- Goal of the exercise
Tell how many lines of the data include the word "that". Nothing but the number belongs in the answer.

___ Excerpted data ___

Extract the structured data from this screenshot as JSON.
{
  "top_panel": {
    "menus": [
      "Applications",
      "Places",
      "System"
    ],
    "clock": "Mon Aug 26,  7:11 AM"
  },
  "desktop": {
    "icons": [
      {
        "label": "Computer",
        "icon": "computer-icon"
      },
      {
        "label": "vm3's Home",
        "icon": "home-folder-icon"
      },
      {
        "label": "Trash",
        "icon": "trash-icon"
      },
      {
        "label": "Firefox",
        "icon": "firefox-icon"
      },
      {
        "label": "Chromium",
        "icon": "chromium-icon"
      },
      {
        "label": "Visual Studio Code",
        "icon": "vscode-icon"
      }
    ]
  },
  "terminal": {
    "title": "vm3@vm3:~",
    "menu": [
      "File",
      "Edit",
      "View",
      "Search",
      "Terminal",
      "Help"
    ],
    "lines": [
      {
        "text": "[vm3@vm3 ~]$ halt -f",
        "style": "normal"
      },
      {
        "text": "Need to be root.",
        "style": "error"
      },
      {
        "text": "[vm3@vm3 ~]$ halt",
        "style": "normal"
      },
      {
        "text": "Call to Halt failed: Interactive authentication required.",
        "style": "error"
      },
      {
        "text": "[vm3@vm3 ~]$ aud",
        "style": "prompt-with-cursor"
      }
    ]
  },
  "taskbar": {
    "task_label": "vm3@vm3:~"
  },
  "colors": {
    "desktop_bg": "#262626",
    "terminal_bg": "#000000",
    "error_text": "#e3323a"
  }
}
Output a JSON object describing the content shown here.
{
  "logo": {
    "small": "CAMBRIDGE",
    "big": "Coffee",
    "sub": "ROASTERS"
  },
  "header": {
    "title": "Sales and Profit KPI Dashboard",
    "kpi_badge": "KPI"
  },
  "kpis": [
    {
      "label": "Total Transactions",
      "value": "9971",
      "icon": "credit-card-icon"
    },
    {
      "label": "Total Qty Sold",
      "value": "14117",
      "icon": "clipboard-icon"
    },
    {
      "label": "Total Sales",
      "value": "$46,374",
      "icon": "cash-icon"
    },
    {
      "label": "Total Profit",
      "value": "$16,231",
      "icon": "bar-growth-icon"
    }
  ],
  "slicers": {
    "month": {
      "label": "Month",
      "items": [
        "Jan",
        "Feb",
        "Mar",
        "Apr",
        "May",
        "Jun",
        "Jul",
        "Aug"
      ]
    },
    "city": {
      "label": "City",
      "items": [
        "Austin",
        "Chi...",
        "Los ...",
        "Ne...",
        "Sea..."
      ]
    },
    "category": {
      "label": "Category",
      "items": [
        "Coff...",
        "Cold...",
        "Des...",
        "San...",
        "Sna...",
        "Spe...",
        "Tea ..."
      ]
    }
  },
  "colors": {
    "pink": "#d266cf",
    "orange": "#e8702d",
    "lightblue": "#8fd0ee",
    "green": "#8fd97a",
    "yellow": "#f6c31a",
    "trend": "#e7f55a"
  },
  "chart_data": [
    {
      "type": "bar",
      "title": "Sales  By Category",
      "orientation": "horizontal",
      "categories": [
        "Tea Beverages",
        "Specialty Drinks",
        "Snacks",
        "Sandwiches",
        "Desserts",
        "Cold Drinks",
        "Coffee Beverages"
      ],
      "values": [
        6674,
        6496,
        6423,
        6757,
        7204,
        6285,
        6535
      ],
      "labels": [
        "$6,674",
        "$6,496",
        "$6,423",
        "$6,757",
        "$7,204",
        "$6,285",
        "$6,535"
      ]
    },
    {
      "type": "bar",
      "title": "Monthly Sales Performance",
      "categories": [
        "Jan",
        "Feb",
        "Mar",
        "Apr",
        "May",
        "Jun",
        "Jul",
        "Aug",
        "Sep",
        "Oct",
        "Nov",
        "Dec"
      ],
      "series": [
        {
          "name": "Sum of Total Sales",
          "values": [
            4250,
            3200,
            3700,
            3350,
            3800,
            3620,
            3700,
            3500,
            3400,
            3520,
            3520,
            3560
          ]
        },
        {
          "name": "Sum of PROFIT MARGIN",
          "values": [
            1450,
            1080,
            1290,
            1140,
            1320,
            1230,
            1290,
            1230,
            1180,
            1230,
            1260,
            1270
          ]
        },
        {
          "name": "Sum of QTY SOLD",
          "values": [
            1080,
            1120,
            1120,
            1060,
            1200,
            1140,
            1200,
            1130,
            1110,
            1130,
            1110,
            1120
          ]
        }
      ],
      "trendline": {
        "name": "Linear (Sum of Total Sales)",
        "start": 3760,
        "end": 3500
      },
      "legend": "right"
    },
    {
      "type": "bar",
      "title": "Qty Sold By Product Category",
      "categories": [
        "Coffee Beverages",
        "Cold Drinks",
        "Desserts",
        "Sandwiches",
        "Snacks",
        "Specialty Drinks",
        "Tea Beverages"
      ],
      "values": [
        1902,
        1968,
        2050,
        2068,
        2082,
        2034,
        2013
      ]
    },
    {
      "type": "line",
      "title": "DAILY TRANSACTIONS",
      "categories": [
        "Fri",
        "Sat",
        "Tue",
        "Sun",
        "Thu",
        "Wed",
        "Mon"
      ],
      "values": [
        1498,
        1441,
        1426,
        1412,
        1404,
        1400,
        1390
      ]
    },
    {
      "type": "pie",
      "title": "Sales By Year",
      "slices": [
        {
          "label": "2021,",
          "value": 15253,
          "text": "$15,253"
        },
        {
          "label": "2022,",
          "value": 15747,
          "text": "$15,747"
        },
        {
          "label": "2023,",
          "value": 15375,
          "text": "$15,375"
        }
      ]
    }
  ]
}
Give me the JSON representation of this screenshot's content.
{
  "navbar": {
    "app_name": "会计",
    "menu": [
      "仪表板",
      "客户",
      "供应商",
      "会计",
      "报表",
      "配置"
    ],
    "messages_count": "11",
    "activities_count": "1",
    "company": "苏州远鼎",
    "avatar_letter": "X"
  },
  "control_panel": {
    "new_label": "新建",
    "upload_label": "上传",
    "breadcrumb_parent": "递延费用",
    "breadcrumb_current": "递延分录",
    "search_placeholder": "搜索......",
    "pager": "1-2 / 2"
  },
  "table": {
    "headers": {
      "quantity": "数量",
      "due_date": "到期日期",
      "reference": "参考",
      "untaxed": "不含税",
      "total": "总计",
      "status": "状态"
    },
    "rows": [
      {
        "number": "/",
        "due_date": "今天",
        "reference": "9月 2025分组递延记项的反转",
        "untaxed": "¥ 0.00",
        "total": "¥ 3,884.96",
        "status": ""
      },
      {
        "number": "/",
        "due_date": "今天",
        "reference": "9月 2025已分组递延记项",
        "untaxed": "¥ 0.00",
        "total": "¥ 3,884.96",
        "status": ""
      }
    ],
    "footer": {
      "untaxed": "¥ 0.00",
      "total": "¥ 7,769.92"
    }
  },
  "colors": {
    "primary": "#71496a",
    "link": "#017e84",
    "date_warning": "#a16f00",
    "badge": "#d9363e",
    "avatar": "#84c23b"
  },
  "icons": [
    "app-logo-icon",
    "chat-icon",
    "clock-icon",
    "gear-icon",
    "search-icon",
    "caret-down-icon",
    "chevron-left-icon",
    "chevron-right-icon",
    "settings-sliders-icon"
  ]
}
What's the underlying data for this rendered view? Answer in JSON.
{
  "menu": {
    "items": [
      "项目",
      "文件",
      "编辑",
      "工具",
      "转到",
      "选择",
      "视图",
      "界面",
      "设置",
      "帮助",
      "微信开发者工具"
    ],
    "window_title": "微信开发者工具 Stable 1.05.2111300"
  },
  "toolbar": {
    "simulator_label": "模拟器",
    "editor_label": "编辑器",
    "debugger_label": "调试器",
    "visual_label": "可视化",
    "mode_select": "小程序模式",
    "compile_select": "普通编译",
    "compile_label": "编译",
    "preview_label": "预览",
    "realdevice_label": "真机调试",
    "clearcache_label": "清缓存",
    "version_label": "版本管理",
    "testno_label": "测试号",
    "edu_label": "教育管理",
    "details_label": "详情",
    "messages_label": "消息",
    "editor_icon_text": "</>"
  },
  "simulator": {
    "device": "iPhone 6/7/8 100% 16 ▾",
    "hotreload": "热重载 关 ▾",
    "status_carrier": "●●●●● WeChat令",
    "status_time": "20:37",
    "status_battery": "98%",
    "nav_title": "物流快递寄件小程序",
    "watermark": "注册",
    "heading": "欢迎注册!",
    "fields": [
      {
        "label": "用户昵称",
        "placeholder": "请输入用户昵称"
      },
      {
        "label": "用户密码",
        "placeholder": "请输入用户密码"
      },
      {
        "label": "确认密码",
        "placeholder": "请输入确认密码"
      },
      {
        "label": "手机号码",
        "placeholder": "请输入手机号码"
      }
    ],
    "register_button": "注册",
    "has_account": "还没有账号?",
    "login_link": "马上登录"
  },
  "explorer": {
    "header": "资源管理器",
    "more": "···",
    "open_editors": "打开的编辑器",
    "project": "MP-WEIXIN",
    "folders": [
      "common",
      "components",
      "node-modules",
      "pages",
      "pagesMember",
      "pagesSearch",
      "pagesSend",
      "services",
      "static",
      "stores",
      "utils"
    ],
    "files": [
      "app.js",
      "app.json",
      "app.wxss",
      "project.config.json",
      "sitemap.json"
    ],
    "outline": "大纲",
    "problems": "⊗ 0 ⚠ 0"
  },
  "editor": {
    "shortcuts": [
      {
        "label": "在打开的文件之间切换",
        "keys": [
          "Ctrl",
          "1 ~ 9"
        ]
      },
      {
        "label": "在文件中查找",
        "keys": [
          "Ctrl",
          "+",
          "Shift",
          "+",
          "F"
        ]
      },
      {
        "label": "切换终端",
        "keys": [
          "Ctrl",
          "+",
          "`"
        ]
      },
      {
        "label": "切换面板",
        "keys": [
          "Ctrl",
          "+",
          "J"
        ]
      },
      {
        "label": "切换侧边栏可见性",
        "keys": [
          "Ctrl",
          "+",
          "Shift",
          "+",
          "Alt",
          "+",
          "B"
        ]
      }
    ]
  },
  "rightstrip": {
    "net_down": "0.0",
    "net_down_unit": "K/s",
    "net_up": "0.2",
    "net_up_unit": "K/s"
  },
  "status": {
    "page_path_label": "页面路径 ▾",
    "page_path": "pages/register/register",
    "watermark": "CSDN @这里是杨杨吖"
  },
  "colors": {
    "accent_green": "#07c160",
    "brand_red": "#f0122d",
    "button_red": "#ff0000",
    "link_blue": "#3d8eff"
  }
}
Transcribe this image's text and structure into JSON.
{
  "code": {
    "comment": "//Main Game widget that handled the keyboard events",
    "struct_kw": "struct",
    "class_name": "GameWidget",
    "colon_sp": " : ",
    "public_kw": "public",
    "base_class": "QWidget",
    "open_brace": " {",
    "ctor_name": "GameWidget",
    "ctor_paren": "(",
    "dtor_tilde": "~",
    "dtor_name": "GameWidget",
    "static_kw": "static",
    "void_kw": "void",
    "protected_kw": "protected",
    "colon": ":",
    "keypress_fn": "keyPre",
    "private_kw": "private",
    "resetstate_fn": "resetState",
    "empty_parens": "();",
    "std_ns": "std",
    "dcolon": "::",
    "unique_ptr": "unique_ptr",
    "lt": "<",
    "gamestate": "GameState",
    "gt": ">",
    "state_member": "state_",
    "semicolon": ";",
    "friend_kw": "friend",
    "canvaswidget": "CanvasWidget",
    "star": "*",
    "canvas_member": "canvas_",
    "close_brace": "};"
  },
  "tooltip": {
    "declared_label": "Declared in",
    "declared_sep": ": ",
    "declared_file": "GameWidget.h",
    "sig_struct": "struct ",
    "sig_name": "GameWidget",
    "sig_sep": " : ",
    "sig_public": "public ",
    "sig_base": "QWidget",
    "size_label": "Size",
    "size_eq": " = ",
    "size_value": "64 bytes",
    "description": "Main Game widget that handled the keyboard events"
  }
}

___

- Result
2